Is status an issue in your divorce?
Is status an issue in your divorce? I’m not talking about your Facebook status, although I have written about that, you can read it here (Why Facebook can cost you thousands in your Divorce), I’m talking about the social status of either yourself or your husband.
You see, if you fail to recognise the important role the issue of ‘status’ can play in your divorce, it can mean that you spend a significant amount of money and inordinate amounts of time and anguish trying to reach agreements about money. As a lady who is leaving, you may well be realistic about what you can afford post divorce. You might have already started looking at your borrowing potential, house prices and rental prices in the area you feel you’ll move to. It might be that, on the journey to deciding to leave, you’ve made peace with the fact that you’ll be leaving the family home. But what if you haven’t come to terms with that, or your husband is refusing to discuss divorce because he says you can’t afford it?
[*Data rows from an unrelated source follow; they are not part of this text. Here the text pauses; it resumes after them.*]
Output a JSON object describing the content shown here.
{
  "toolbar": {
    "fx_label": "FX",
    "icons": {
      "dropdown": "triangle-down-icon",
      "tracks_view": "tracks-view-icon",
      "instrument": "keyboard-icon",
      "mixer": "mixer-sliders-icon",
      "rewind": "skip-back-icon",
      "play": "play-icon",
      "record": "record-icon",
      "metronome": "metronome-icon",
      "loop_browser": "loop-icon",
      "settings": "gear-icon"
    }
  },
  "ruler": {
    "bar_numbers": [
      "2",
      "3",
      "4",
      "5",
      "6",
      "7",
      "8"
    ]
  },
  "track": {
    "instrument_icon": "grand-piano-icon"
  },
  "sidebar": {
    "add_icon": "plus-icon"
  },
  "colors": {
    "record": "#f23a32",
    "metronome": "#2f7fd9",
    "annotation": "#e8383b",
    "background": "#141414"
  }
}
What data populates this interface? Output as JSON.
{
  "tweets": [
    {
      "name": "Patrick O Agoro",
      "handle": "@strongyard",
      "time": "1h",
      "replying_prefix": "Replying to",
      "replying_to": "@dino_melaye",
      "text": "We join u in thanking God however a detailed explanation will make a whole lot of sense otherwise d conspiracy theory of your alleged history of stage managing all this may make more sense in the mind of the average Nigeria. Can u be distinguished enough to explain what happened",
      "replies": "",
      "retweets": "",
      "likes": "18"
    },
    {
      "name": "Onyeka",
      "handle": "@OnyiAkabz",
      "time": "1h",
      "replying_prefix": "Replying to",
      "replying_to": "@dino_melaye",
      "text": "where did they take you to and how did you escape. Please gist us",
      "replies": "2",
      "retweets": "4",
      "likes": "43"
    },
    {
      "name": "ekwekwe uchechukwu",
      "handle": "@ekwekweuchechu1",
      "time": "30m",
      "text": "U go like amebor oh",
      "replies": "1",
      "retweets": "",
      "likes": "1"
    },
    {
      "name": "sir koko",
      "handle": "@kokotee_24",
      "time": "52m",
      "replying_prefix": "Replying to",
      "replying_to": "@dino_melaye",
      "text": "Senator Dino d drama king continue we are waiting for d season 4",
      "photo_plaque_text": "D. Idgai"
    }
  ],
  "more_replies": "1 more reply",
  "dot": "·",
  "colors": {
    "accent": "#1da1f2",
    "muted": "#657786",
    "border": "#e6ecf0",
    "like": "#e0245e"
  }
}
When you are struggling with the loss of status
Often there is a lot of guilt about struggling with the loss of status. Because there are homeless people, and starving children in Africa. Because you have girlfriends who make ends meet on a third of what you do. But do you know something? It’s absolutely fine to struggle with the loss of your material life. It doesn’t make you a ‘shallow’ or ‘bad’ person. It was your life. It was real for you. It was part of who you are.
The important thing to remember is, that there is so much more to you than the financially abundant life you may be leaving. And the truth is, isn’t it, that if that life really was that important to you, you wouldn’t be leaving, would you? Will your girlfriend’s think less of you? No. Your true friends will be there for you just as they have been up until now. Will your self worth be impacted? No. The truth is, if your self worth has been resting purely on your material wealth, you have poor self worth and now is perhaps the time to invest time in yourself so you remember and recognise all the great things that there are about you!
Be honest with yourself. If you are really struggling with the loss of status, admit it first to yourself and then to your girlfriends. Seek the support, understanding and reassurance that you need. It can be overwhelming wondering how it will be moving to a new home away from familiar surroundings.
Remember that this change in your status may be temporary. Begin to think about ways in which you can earn more money to change your situation. Learn to embrace a different way of living. Independence, freedom, choice are there for you. If you’ve moved areas, what new connections will you make? What new opportunities are waiting for you?
Be kind to yourself. Remember, you are more than just your social status.
When your husband is struggling with the loss of status
If you’ve ever read any books about the differences between men and women (yes I thought so), you’ll likely have heard and possibly experienced that social status is important to many (and yes I know, not all) men. The size of pay packet, house, car and the kudos of his job title play an important role in shaping his core identity. When those things are under threat, a man doesn’t feel good. That means, if divorce isn’t his idea, the impact of divorce upon his status may well be a huge issue for him.
Often the women I work with tell me that their husband’s refuse to discuss divorce. Even when they’ve been in counselling for years, even when they bicker relentlessly, even when they sleep in separate rooms and lead almost separate lives. The reason?
Lack of money? No.
Loss of status. You see, you may see your family home as just that – a home for your family. For a man, it’s that AND it’s a sign of his success. It’s a signal to the world about his value and worth as a provider. Will he be destitute and living on beans with a two-bar fire if you divorce? Hell no! But for him, he might as well be!
So. If this is the situation you find yourself in, what can you do?
The first and most important thing is to consider whether his refusals are based on reality i.e, money is tight, or based on his loss of status. If money is tight, it’s likely that you’ll both have to compromise, but the needs of any children will come first. If you are aware that it is possible to separate, begin by gently explaining that you understand the family finances and that, based on research you have done relating to needs, you’ll both be able to have a nice place to live.
Avoid mocking him or expressing frustration at his point of view. Share that you understand that the house means a lot to him and that you understand how difficult it will be for him to let go of dreams and financial plans he had for the two of you. Remind him that his self worth isn’t purely linked to his material success but to his career and the health and happiness of himself and his children (if you have them).
If you’ve been thinking about divorce for a while, remember that you’ve already gone through the anger, the bargaining, and the grief for your marriage and all that you built together. In wanting to move the divorce forward, you’re in a place of acceptance that your marriage is over and it’s time to move on. Give your husband that support he needs to arrive at that place and you’ll find that the divorce is easier for you both to deal with and it will save you thousands too.
I’m Emma The Divorce Alchemist. I support Ladies who Leave to make smart emotional and financial decisions on divorce. If you don’t have your copy yet, you can download The Smart Woman’s Divorce Guide by completing the box below. Please note, by signing up, you will receive a series of 7 emails over 28 days to accompany the Guide. You will also receive an email from me each Wednesday morning UK time with hints, tips and advice. I sometimes promote my coaching packages too – I’m sure you understand that this is my business :). You may unsubscribe at anytime.